TASK ITEM:
The expected copy holds every entry exactly and none of the pictures.

[INPUT MATERIAL — start]

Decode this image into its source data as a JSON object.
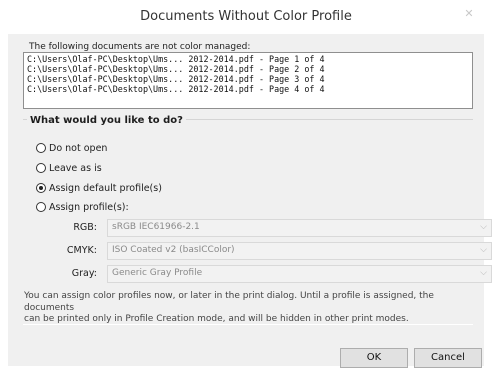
{
  "window": {
    "title": "Documents Without Color Profile"
  },
  "documents": {
    "label": "The following documents are not color managed:",
    "items": [
      "C:\\Users\\Olaf-PC\\Desktop\\Ums... 2012-2014.pdf - Page 1 of 4",
      "C:\\Users\\Olaf-PC\\Desktop\\Ums... 2012-2014.pdf - Page 2 of 4",
      "C:\\Users\\Olaf-PC\\Desktop\\Ums... 2012-2014.pdf - Page 3 of 4",
      "C:\\Users\\Olaf-PC\\Desktop\\Ums... 2012-2014.pdf - Page 4 of 4"
    ]
  },
  "options": {
    "heading": "What would you like to do?",
    "choices": [
      {
        "label": "Do not open",
        "selected": false
      },
      {
        "label": "Leave as is",
        "selected": false
      },
      {
        "label": "Assign default profile(s)",
        "selected": true
      },
      {
        "label": "Assign profile(s):",
        "selected": false
      }
    ]
  },
  "profiles": {
    "rgb": {
      "label": "RGB:",
      "value": "sRGB IEC61966-2.1"
    },
    "cmyk": {
      "label": "CMYK:",
      "value": "ISO Coated v2 (basICColor)"
    },
    "gray": {
      "label": "Gray:",
      "value": "Generic Gray Profile"
    }
  },
  "info_lines": [
    "You can assign color profiles now, or later in the print dialog. Until a profile is assigned, the documents",
    "can be printed only in Profile Creation mode, and will be hidden in other print modes."
  ],
  "buttons": {
    "ok": "OK",
    "cancel": "Cancel"
  }
}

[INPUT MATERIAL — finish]

EXPECTED ANSWER:
Decode this image into its source data as a JSON object.
{
  "window": {
    "title": "Documents Without Color Profile"
  },
  "documents": {
    "label": "The following documents are not color managed:",
    "items": [
      "C:\\Users\\Olaf-PC\\Desktop\\Ums... 2012-2014.pdf - Page 1 of 4",
      "C:\\Users\\Olaf-PC\\Desktop\\Ums... 2012-2014.pdf - Page 2 of 4",
      "C:\\Users\\Olaf-PC\\Desktop\\Ums... 2012-2014.pdf - Page 3 of 4",
      "C:\\Users\\Olaf-PC\\Desktop\\Ums... 2012-2014.pdf - Page 4 of 4"
    ]
  },
  "options": {
    "heading": "What would you like to do?",
    "choices": [
      {
        "label": "Do not open",
        "selected": false
      },
      {
        "label": "Leave as is",
        "selected": false
      },
      {
        "label": "Assign default profile(s)",
        "selected": true
      },
      {
        "label": "Assign profile(s):",
        "selected": false
      }
    ]
  },
  "profiles": {
    "rgb": {
      "label": "RGB:",
      "value": "sRGB IEC61966-2.1"
    },
    "cmyk": {
      "label": "CMYK:",
      "value": "ISO Coated v2 (basICColor)"
    },
    "gray": {
      "label": "Gray:",
      "value": "Generic Gray Profile"
    }
  },
  "info_lines": [
    "You can assign color profiles now, or later in the print dialog. Until a profile is assigned, the documents",
    "can be printed only in Profile Creation mode, and will be hidden in other print modes."
  ],
  "buttons": {
    "ok": "OK",
    "cancel": "Cancel"
  }
}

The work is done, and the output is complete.